*THE DATA*.
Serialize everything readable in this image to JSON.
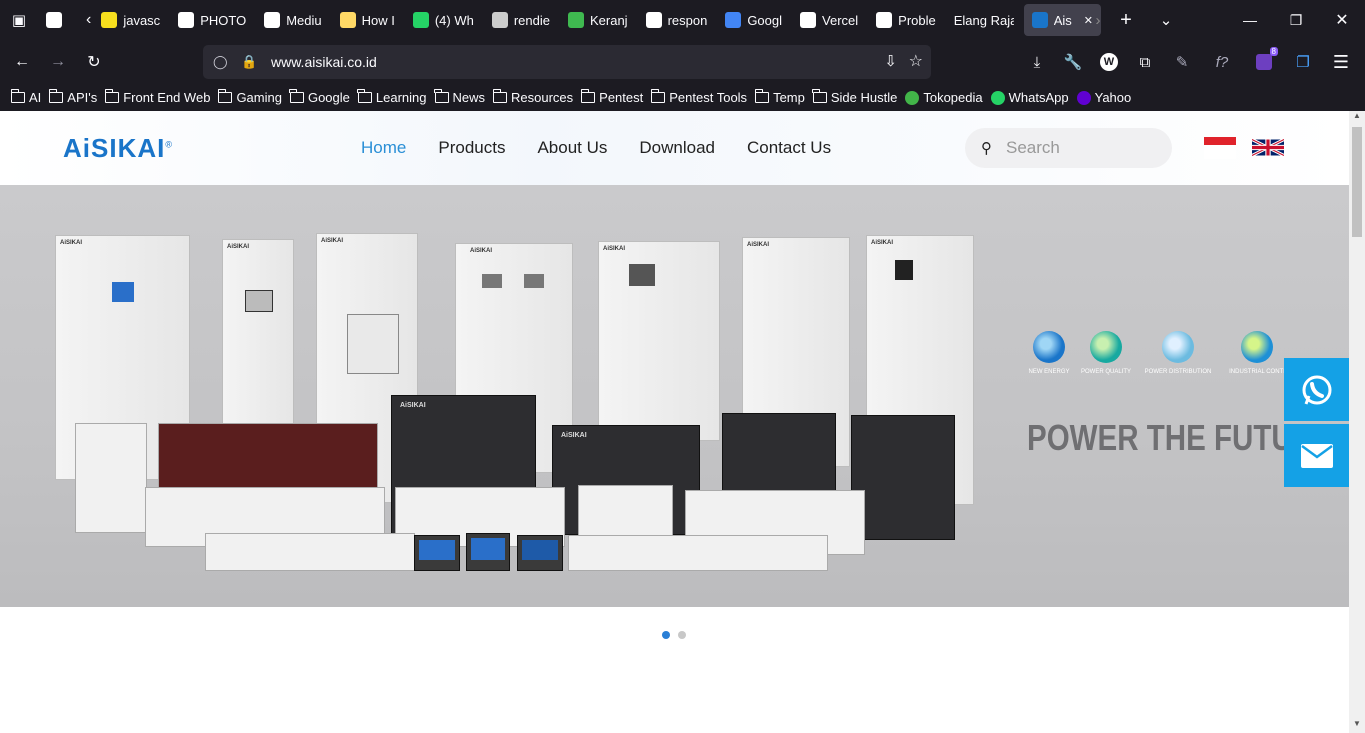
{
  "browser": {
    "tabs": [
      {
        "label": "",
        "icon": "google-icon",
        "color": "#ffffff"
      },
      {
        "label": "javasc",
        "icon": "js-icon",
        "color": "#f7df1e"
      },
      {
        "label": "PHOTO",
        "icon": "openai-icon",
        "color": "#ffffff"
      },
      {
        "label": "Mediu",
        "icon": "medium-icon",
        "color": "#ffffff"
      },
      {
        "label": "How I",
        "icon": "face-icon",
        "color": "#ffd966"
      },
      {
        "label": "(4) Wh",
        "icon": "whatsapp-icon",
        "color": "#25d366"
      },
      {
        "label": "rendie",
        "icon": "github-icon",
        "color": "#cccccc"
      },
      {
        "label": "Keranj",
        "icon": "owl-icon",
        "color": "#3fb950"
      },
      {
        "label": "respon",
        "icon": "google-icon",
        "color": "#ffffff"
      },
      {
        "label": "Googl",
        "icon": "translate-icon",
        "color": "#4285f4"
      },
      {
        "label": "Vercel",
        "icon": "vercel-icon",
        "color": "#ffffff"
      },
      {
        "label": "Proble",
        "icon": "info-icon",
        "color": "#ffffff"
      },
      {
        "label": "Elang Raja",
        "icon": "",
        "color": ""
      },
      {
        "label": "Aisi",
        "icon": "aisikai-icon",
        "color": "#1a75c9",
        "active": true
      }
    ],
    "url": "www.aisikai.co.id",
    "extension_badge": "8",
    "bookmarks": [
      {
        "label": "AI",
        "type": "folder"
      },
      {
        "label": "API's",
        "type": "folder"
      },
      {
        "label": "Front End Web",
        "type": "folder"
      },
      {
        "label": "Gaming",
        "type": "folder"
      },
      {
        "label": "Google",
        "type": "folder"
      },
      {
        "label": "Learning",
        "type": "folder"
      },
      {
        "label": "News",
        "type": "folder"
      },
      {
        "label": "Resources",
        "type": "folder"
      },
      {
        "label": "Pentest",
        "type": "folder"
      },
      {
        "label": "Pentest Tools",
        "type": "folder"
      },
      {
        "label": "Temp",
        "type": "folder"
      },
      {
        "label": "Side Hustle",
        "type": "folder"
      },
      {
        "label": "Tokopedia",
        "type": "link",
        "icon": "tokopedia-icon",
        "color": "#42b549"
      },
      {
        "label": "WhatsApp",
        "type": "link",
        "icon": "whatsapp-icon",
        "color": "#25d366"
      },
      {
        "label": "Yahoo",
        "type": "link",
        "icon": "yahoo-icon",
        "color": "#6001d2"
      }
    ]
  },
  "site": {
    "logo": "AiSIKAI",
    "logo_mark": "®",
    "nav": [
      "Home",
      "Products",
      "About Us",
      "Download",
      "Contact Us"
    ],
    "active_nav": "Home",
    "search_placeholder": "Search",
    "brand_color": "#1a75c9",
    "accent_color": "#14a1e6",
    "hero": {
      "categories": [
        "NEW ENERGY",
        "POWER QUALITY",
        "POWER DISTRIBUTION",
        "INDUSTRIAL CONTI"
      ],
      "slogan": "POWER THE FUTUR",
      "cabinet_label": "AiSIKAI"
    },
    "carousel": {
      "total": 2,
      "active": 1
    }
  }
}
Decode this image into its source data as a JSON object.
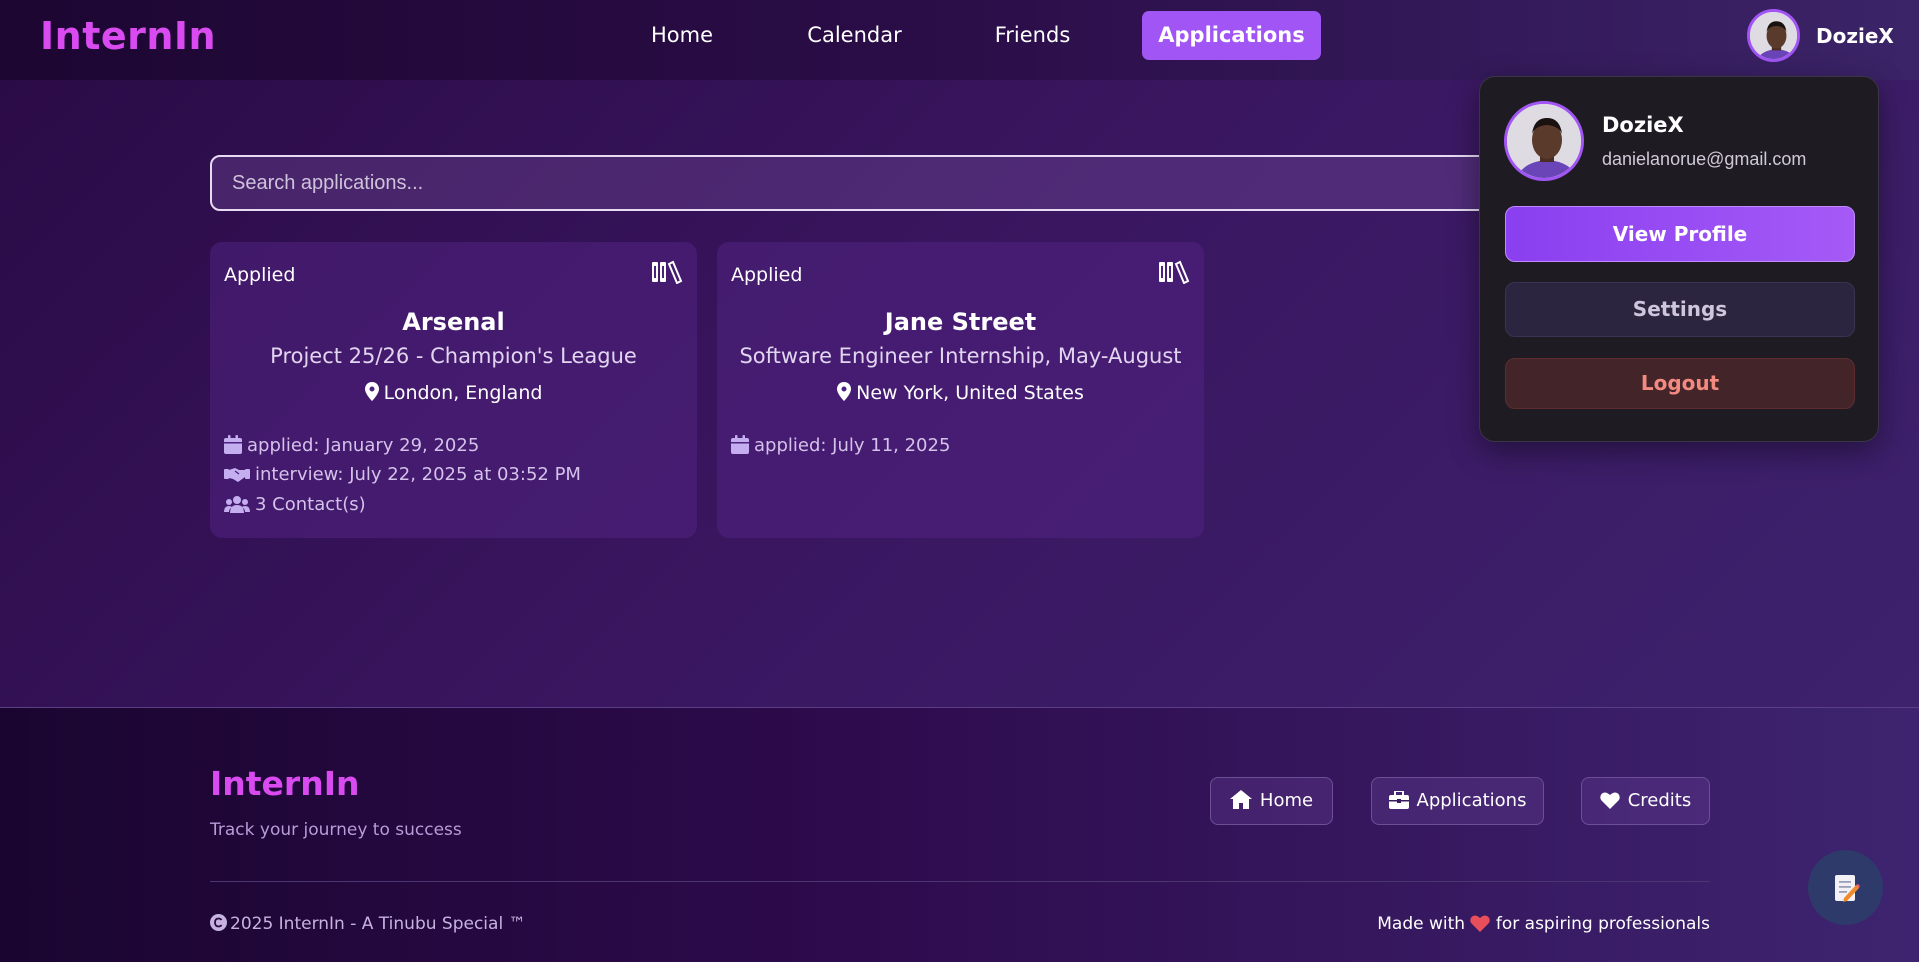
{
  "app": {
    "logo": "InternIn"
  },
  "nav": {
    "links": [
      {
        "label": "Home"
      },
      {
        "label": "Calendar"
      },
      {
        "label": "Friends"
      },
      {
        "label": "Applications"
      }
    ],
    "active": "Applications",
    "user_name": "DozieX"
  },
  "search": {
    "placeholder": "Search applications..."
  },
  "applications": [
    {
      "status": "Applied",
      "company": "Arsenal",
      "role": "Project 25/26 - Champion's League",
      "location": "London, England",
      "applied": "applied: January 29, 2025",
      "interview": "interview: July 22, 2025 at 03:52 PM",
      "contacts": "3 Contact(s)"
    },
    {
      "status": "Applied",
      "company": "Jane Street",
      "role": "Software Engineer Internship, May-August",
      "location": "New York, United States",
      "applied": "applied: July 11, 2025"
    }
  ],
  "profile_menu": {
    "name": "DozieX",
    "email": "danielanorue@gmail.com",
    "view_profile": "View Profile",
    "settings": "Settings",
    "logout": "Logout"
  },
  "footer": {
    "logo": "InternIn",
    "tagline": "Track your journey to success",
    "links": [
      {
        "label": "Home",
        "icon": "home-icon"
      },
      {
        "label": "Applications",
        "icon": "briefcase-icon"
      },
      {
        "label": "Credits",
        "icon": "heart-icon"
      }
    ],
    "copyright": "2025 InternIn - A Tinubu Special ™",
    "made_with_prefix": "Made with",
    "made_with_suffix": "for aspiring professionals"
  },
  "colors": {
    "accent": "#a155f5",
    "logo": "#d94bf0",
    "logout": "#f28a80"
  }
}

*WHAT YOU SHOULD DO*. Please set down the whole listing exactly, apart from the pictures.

*OUTPUT OF THE EXERCISE*.
Serialize everything readable in this image to JSON.
{
  "browser": {
    "tabs": [
      {
        "label": "",
        "icon": "google-icon",
        "color": "#ffffff"
      },
      {
        "label": "javasc",
        "icon": "js-icon",
        "color": "#f7df1e"
      },
      {
        "label": "PHOTO",
        "icon": "openai-icon",
        "color": "#ffffff"
      },
      {
        "label": "Mediu",
        "icon": "medium-icon",
        "color": "#ffffff"
      },
      {
        "label": "How I",
        "icon": "face-icon",
        "color": "#ffd966"
      },
      {
        "label": "(4) Wh",
        "icon": "whatsapp-icon",
        "color": "#25d366"
      },
      {
        "label": "rendie",
        "icon": "github-icon",
        "color": "#cccccc"
      },
      {
        "label": "Keranj",
        "icon": "owl-icon",
        "color": "#3fb950"
      },
      {
        "label": "respon",
        "icon": "google-icon",
        "color": "#ffffff"
      },
      {
        "label": "Googl",
        "icon": "translate-icon",
        "color": "#4285f4"
      },
      {
        "label": "Vercel",
        "icon": "vercel-icon",
        "color": "#ffffff"
      },
      {
        "label": "Proble",
        "icon": "info-icon",
        "color": "#ffffff"
      },
      {
        "label": "Elang Raja",
        "icon": "",
        "color": ""
      },
      {
        "label": "Aisi",
        "icon": "aisikai-icon",
        "color": "#1a75c9",
        "active": true
      }
    ],
    "url": "www.aisikai.co.id",
    "extension_badge": "8",
    "bookmarks": [
      {
        "label": "AI",
        "type": "folder"
      },
      {
        "label": "API's",
        "type": "folder"
      },
      {
        "label": "Front End Web",
        "type": "folder"
      },
      {
        "label": "Gaming",
        "type": "folder"
      },
      {
        "label": "Google",
        "type": "folder"
      },
      {
        "label": "Learning",
        "type": "folder"
      },
      {
        "label": "News",
        "type": "folder"
      },
      {
        "label": "Resources",
        "type": "folder"
      },
      {
        "label": "Pentest",
        "type": "folder"
      },
      {
        "label": "Pentest Tools",
        "type": "folder"
      },
      {
        "label": "Temp",
        "type": "folder"
      },
      {
        "label": "Side Hustle",
        "type": "folder"
      },
      {
        "label": "Tokopedia",
        "type": "link",
        "icon": "tokopedia-icon",
        "color": "#42b549"
      },
      {
        "label": "WhatsApp",
        "type": "link",
        "icon": "whatsapp-icon",
        "color": "#25d366"
      },
      {
        "label": "Yahoo",
        "type": "link",
        "icon": "yahoo-icon",
        "color": "#6001d2"
      }
    ]
  },
  "site": {
    "logo": "AiSIKAI",
    "logo_mark": "®",
    "nav": [
      "Home",
      "Products",
      "About Us",
      "Download",
      "Contact Us"
    ],
    "active_nav": "Home",
    "search_placeholder": "Search",
    "brand_color": "#1a75c9",
    "accent_color": "#14a1e6",
    "hero": {
      "categories": [
        "NEW ENERGY",
        "POWER QUALITY",
        "POWER DISTRIBUTION",
        "INDUSTRIAL CONTI"
      ],
      "slogan": "POWER THE FUTUR",
      "cabinet_label": "AiSIKAI"
    },
    "carousel": {
      "total": 2,
      "active": 1
    }
  }
}
Decode this image into its source data as a JSON object.
{
  "app": {
    "logo": "InternIn"
  },
  "nav": {
    "links": [
      {
        "label": "Home"
      },
      {
        "label": "Calendar"
      },
      {
        "label": "Friends"
      },
      {
        "label": "Applications"
      }
    ],
    "active": "Applications",
    "user_name": "DozieX"
  },
  "search": {
    "placeholder": "Search applications..."
  },
  "applications": [
    {
      "status": "Applied",
      "company": "Arsenal",
      "role": "Project 25/26 - Champion's League",
      "location": "London, England",
      "applied": "applied: January 29, 2025",
      "interview": "interview: July 22, 2025 at 03:52 PM",
      "contacts": "3 Contact(s)"
    },
    {
      "status": "Applied",
      "company": "Jane Street",
      "role": "Software Engineer Internship, May-August",
      "location": "New York, United States",
      "applied": "applied: July 11, 2025"
    }
  ],
  "profile_menu": {
    "name": "DozieX",
    "email": "danielanorue@gmail.com",
    "view_profile": "View Profile",
    "settings": "Settings",
    "logout": "Logout"
  },
  "footer": {
    "logo": "InternIn",
    "tagline": "Track your journey to success",
    "links": [
      {
        "label": "Home",
        "icon": "home-icon"
      },
      {
        "label": "Applications",
        "icon": "briefcase-icon"
      },
      {
        "label": "Credits",
        "icon": "heart-icon"
      }
    ],
    "copyright": "2025 InternIn - A Tinubu Special ™",
    "made_with_prefix": "Made with",
    "made_with_suffix": "for aspiring professionals"
  },
  "colors": {
    "accent": "#a155f5",
    "logo": "#d94bf0",
    "logout": "#f28a80"
  }
}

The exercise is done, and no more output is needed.